BIOENERGY REFERS to renewable energy from biological sources that can be used for heat, electricity and fuel, and their co-products. Bioenergy can play an essential part in reaching targets to replace petroleum-based transportation fuels with a viable alternative, and in reducing long-term carbon dioxide emissions, if environmental and economic sustainability are considered carefully. Among the different platforms, there are two obvious advantages to using lignocellulosic biomass for ethanol production: higher net energy gain and lower production costs. However, the use of lignocellulosic ethanol as a viable alternative to petroleum-based transportation fuels largely depends on plant biotechnology breakthroughs.
In terms of modern bioenergy, ethanol, biodiesel and biogas are the three major bioenergy products. Ethanol and biodiesel can be used as transportation fuels, and ethanol is also an important raw product in the chemical industry. Therefore, ethanol production has a particularly important role in transforming petroleum-based economies to biomass-based sustainable and environment-friendly economies.
Ethanol can be produced using agricultural products such as starch and sugar, or lignocellulosic biomass.

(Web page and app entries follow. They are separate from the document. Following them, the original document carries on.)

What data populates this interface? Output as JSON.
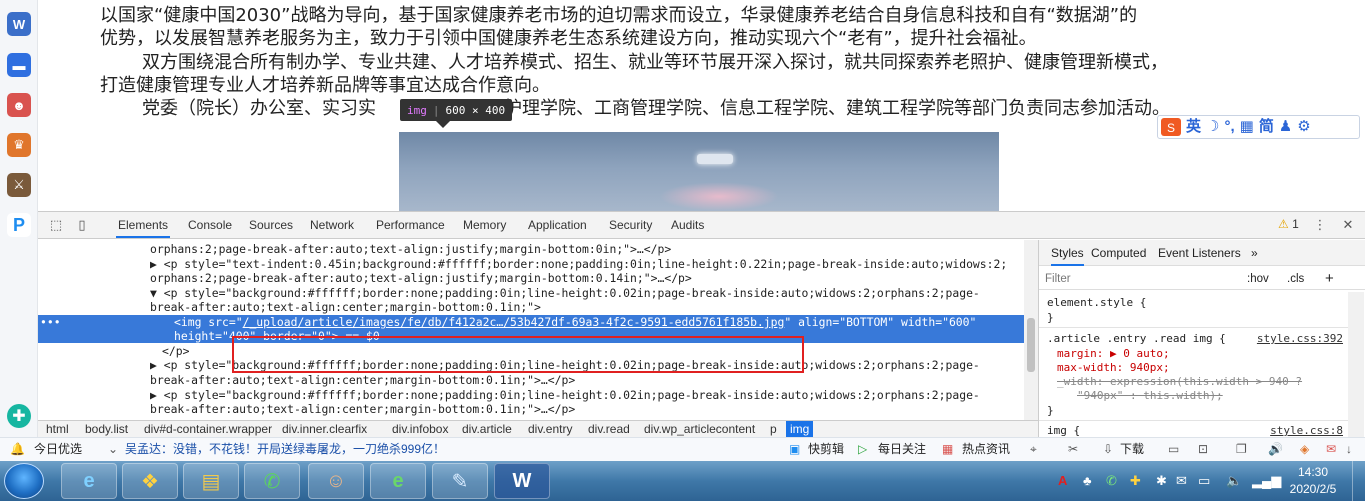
{
  "article": {
    "para1": "以国家“健康中国2030”战略为导向，基于国家健康养老市场的迫切需求而设立，华录健康养老结合自身信息科技和自有“数据湖”的",
    "para2": "优势，以发展智慧养老服务为主，致力于引领中国健康养老生态系统建设方向，推动实现六个“老有”，提升社会福祉。",
    "para3": "双方围绕混合所有制办学、专业共建、人才培养模式、招生、就业等环节展开深入探讨，就共同探索养老照护、健康管理新模式，",
    "para4": "打造健康管理专业人才培养新品牌等事宜达成合作意向。",
    "para5a": "党委（院长）办公室、实习实",
    "para5b": "护理学院、工商管理学院、信息工程学院、建筑工程学院等部门负责同志参加活动。"
  },
  "tooltip": {
    "tag": "img",
    "size": "600 × 400"
  },
  "ime": {
    "lang": "英",
    "simplified": "简"
  },
  "devtools": {
    "tabs": [
      "Elements",
      "Console",
      "Sources",
      "Network",
      "Performance",
      "Memory",
      "Application",
      "Security",
      "Audits"
    ],
    "active_tab": "Elements",
    "warning_count": "1",
    "dom_lines": [
      "orphans:2;page-break-after:auto;text-align:justify;margin-bottom:0in;\">…</p>",
      "▶ <p style=\"text-indent:0.45in;background:#ffffff;border:none;padding:0in;line-height:0.22in;page-break-inside:auto;widows:2;",
      "orphans:2;page-break-after:auto;text-align:justify;margin-bottom:0.14in;\">…</p>",
      "▼ <p style=\"background:#ffffff;border:none;padding:0in;line-height:0.02in;page-break-inside:auto;widows:2;orphans:2;page-",
      "break-after:auto;text-align:center;margin-bottom:0.1in;\">",
      "</p>",
      "▶ <p style=\"background:#ffffff;border:none;padding:0in;line-height:0.02in;page-break-inside:auto;widows:2;orphans:2;page-",
      "break-after:auto;text-align:center;margin-bottom:0.1in;\">…</p>",
      "▶ <p style=\"background:#ffffff;border:none;padding:0in;line-height:0.02in;page-break-inside:auto;widows:2;orphans:2;page-",
      "break-after:auto;text-align:center;margin-bottom:0.1in;\">…</p>"
    ],
    "selected": {
      "dots": "•••",
      "tag_open": "<img",
      "src_attr": "src=\"",
      "src_value": "/_upload/article/images/fe/db/f412a2c…/53b427df-69a3-4f2c-9591-edd5761f185b.jpg",
      "rest1": "\" align=\"BOTTOM\" width=\"600\"",
      "line2": "height=\"400\" border=\"0\"> == $0"
    },
    "breadcrumbs": [
      "html",
      "body.list",
      "div#d-container.wrapper",
      "div.inner.clearfix",
      "div.infobox",
      "div.article",
      "div.entry",
      "div.read",
      "div.wp_articlecontent",
      "p",
      "img"
    ],
    "active_crumb": "img",
    "styles": {
      "tabs": [
        "Styles",
        "Computed",
        "Event Listeners"
      ],
      "more": "»",
      "filter_placeholder": "Filter",
      "hov": ":hov",
      "cls": ".cls",
      "plus": "+",
      "element_style": "element.style {",
      "close_brace": "}",
      "rule_selector": ".article .entry .read img {",
      "rule_link": "style.css:392",
      "margin": "margin: ▶ 0 auto;",
      "max_width": "max-width: 940px;",
      "strike1": "_width: expression(this.width > 940 ?",
      "strike2": "\"940px\" : this.width);",
      "rule2_selector": "img {",
      "rule2_link": "style.css:8"
    }
  },
  "info_bar": {
    "today": "今日优选",
    "headline": "吴孟达：没错，不花钱！开局送绿毒屠龙，一刀绝杀999亿！",
    "kuaijian": "快剪辑",
    "meiri": "每日关注",
    "redian": "热点资讯",
    "download": "下载"
  },
  "taskbar": {
    "time": "14:30",
    "date": "2020/2/5",
    "apps": [
      "ie",
      "apps",
      "explorer",
      "wechat",
      "person",
      "browser360",
      "notepad",
      "word"
    ]
  }
}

Currently more than 10 billion gallons of ethanol is produced globally per year from starch (maize) and sugar (sugarcane and sugar beet) through mature industrialized procedures, including hydrolysis of starch and fermentation of sugar.
Starch and sugar-based ethanol is often referred to as a first-generation biofuel. Even though the production of ethanol from starch represents the most convenient and technically advanced option for bioenergy but it would result in severe competition between energy and food supplies, which is probably not sustainable in the long term given that the net energy and carbon dioxide balance of the platform is not favorable. Therefore, in temperate regions, biofuel (ethanol for now) production from lignocellulosic biomass represents the best choice if key technical hurdles can be scaled.
Biodiesel is a biofuel requiring far simpler processing technology compared with that required for ethanol. Biodiesel is a mixture of diesel fuel with oils from plant seeds, algae or other biological sources such as animal renderings that have been transesterified for removal of glycerol. A variety of plant species are currently used for biodiesel production including soybean, rapeseed, canola, sunflower and palm.
A third modern choice for bioenergy is biogas, which is produced from a variety of organic wastes, including plant straw, through gasification. Biogases include methane, hydrogen and carbon monoxide. Besides the traditional biogases, hydrogen production by green algae and microbes has been proposed as a potential source for a third generation biofuel. Unlike hydrogen production from other biomass sources, algae-based hydrogen production uses a biological water-splitting reaction, in which hydrogenase uses the photosynthetic electron transport chain to reduce protons for hydrogen production. Hydrogenase engineering for increased oxygen tolerance and systems biology research of genes and pathways involved in hydrogen production are needed to realize the potential of this platform.
Novel enabling biotechnologies are crucial for reducing the costs of bioenergy production, particularly of lignocellulosic ethanol. The key issues include rapid domestication, overcoming recalcitrance, efficient breakdown of cellulose, and increasing biomass and lipid production for ethanol and biodiesel respectively.
Lignin might be the most crucial molecule in need of modification for lignocellulosic feedstocks. It has been established that reducing lignin biosynthesis can lead to lower recalcitrance and higher saccharification efficiency.
Suboptimal water and other abiotic stresses are limiting factors for biomass production; stress tolerance traits are therefore important to enable feedstock to be produced on marginal or sub-marginal lands not favorable for food crops. Drought, metal, salt, cold and heat-stress all induce some similar responses in plants, yet each of these stresses will induce a different set of genes.
Pakistan Agricultural Research Council (PARC), Islamabad has launched a number of projects aimed at cultivating biofuel crops to produce fuel products to enable the country save huge amounts spent on fuel imports. PARC have identified three salt-tolerant plants including Jatropha, Salicornia and Castor, which could grow in salt marshes on sea beaches and could even sustain for five years without water.
Bio-Energy Technology Application Pakistan (BETA PAK) is registered as a partnership company under the Partnership Act 1932 in Pakistan and is working in the field of community based biogas energy development and management. BETA PAK is dedicated to the development and promotion of biogas energy technology and has so far developed and operating hundreds of domestic and dozens of commercial biogas plants all over Pakistan.
Pakistan Council of Scientific and Industrial Research (PCSIR) Karachi along with NED University Karachi is also doing research on algae cultivation in saline water and waste ponds. The cultivation of algae is expected to bring double benefit to the environment in the sense that algae can be used to extract nutrients from waste water, which it converts to fats for biodiesel production and algae extracts pollution from the atmosphere.